To do
Search each line below for "this", then return the lines where it appears.

======== Recorded data ========

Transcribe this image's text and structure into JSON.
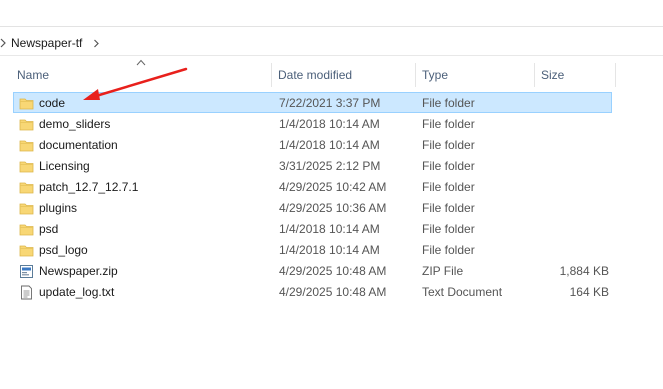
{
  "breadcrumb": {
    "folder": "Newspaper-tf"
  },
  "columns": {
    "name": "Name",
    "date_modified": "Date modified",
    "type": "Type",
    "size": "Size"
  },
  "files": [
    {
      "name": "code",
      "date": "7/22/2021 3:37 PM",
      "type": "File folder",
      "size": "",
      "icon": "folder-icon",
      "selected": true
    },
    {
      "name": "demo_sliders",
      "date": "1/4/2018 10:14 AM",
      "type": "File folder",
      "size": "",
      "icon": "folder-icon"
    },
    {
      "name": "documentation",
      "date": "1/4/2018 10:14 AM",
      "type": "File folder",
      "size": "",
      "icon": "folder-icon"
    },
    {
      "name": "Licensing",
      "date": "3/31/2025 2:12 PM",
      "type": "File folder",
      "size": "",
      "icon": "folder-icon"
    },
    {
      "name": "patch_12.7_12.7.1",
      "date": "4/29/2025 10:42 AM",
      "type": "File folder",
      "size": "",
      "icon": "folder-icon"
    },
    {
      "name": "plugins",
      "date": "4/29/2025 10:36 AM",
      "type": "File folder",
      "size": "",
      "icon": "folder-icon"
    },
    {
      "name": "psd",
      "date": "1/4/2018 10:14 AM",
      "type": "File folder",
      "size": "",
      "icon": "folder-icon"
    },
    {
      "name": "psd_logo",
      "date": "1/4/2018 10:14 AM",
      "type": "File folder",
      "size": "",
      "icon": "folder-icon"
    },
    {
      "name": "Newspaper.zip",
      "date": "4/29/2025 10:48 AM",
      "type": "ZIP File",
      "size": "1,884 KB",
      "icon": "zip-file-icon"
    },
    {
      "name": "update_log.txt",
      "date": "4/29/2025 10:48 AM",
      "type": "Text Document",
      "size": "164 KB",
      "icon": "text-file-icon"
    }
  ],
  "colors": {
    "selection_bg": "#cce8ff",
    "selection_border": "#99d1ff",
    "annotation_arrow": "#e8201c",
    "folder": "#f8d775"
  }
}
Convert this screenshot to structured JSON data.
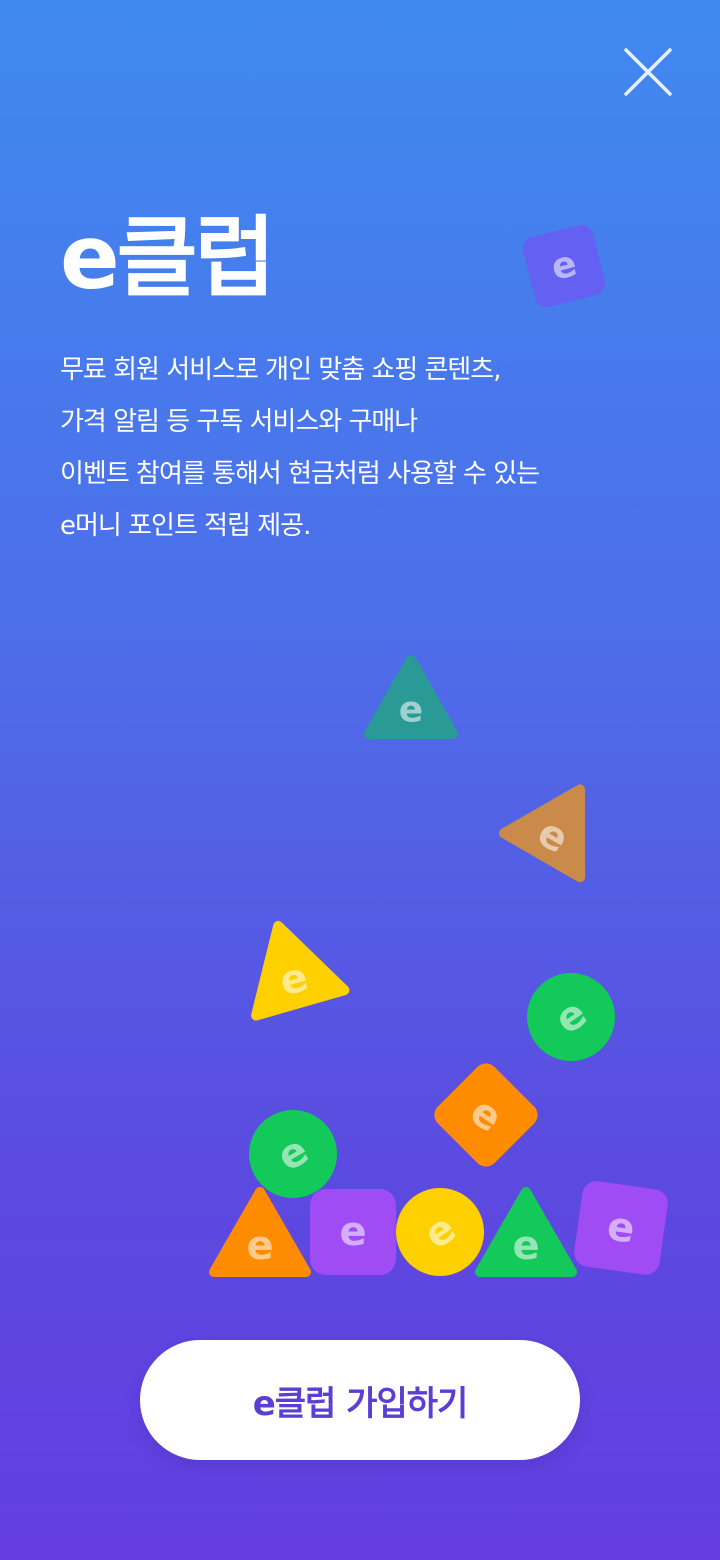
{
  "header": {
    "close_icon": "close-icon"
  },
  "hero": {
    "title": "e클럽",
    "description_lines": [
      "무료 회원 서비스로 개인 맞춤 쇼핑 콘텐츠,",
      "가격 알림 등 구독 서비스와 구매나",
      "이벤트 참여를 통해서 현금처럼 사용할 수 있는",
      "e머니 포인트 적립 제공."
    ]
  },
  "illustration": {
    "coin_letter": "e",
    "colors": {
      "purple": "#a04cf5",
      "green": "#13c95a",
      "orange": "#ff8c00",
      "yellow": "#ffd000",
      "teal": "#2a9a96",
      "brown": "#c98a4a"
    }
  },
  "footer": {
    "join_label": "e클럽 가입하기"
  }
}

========
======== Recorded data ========

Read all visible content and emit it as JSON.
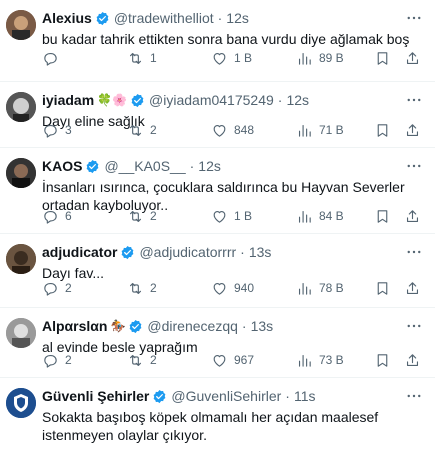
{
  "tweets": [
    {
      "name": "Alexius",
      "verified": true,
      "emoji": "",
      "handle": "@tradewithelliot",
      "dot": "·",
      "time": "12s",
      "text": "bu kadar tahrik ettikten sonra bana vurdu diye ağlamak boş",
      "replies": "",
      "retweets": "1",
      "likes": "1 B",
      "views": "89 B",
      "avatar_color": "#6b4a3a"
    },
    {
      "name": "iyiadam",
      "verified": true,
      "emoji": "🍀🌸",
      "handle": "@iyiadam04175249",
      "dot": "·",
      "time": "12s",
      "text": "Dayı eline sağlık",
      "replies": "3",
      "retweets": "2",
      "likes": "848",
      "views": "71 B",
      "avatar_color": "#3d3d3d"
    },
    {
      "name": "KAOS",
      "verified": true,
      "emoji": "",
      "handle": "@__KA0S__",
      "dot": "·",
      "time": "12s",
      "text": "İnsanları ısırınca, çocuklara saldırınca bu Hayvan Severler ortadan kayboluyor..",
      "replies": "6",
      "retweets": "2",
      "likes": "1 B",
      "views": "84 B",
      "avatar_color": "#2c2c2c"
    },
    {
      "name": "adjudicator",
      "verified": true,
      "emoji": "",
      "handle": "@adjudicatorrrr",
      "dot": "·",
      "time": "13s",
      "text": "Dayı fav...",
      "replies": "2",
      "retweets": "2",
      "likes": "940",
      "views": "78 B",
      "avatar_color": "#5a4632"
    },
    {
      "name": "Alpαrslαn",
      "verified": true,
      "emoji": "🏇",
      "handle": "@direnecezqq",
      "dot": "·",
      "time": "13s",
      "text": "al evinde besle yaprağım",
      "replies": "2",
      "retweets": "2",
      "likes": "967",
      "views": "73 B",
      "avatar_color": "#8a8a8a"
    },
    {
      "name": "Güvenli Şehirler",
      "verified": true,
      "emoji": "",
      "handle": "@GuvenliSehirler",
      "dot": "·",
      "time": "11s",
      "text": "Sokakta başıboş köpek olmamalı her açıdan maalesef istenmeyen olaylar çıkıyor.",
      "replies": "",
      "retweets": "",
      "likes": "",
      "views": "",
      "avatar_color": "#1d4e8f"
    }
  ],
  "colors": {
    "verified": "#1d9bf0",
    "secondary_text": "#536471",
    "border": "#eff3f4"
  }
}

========

Answer box
Transcribe this image's text and structure into JSON.
Convert this screenshot to structured JSON data.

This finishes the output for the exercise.